* Data to examine *
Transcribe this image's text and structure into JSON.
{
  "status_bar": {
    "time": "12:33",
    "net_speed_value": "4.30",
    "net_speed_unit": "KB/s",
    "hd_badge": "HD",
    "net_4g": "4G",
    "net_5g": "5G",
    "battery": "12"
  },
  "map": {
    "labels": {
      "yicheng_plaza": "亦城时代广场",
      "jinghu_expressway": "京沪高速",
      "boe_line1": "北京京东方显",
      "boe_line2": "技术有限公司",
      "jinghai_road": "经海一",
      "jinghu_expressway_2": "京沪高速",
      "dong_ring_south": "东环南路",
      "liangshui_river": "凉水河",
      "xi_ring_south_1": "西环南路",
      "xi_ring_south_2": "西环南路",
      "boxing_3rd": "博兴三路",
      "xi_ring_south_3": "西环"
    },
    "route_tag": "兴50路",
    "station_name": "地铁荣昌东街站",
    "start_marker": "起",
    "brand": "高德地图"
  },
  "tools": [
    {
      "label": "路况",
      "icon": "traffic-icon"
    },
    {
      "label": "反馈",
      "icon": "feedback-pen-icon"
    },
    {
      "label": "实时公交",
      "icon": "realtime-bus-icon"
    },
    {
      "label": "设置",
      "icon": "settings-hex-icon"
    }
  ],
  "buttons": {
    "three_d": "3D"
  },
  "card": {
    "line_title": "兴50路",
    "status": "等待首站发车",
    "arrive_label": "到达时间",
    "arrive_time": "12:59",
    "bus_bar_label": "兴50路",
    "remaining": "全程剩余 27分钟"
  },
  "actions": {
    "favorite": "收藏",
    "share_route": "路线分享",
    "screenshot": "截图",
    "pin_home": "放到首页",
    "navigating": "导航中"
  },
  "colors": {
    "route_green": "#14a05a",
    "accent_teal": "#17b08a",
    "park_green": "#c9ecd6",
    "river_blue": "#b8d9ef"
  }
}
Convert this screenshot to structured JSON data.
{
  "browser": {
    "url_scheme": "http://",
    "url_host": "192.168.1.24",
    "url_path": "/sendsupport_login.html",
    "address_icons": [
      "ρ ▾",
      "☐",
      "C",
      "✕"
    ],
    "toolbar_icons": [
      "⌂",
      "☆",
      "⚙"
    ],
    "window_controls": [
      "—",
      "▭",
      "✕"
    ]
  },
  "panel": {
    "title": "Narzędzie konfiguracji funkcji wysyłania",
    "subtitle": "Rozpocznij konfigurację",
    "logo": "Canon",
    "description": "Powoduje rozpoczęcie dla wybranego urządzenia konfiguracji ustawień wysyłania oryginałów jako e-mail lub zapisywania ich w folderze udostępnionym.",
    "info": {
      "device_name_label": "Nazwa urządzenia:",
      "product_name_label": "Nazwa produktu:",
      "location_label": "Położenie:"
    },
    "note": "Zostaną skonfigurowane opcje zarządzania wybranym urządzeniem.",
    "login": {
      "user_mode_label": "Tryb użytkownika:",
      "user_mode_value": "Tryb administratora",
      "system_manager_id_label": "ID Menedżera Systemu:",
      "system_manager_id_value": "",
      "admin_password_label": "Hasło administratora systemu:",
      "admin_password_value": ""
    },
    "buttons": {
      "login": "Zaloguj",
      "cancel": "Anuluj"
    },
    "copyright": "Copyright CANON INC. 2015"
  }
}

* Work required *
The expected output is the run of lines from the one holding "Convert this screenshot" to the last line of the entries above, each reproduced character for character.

* Result for this task *
Convert this screenshot to structured JSON data.
{
  "browser": {
    "url_scheme": "http://",
    "url_host": "192.168.1.24",
    "url_path": "/sendsupport_login.html",
    "address_icons": [
      "ρ ▾",
      "☐",
      "C",
      "✕"
    ],
    "toolbar_icons": [
      "⌂",
      "☆",
      "⚙"
    ],
    "window_controls": [
      "—",
      "▭",
      "✕"
    ]
  },
  "panel": {
    "title": "Narzędzie konfiguracji funkcji wysyłania",
    "subtitle": "Rozpocznij konfigurację",
    "logo": "Canon",
    "description": "Powoduje rozpoczęcie dla wybranego urządzenia konfiguracji ustawień wysyłania oryginałów jako e-mail lub zapisywania ich w folderze udostępnionym.",
    "info": {
      "device_name_label": "Nazwa urządzenia:",
      "product_name_label": "Nazwa produktu:",
      "location_label": "Położenie:"
    },
    "note": "Zostaną skonfigurowane opcje zarządzania wybranym urządzeniem.",
    "login": {
      "user_mode_label": "Tryb użytkownika:",
      "user_mode_value": "Tryb administratora",
      "system_manager_id_label": "ID Menedżera Systemu:",
      "system_manager_id_value": "",
      "admin_password_label": "Hasło administratora systemu:",
      "admin_password_value": ""
    },
    "buttons": {
      "login": "Zaloguj",
      "cancel": "Anuluj"
    },
    "copyright": "Copyright CANON INC. 2015"
  }
}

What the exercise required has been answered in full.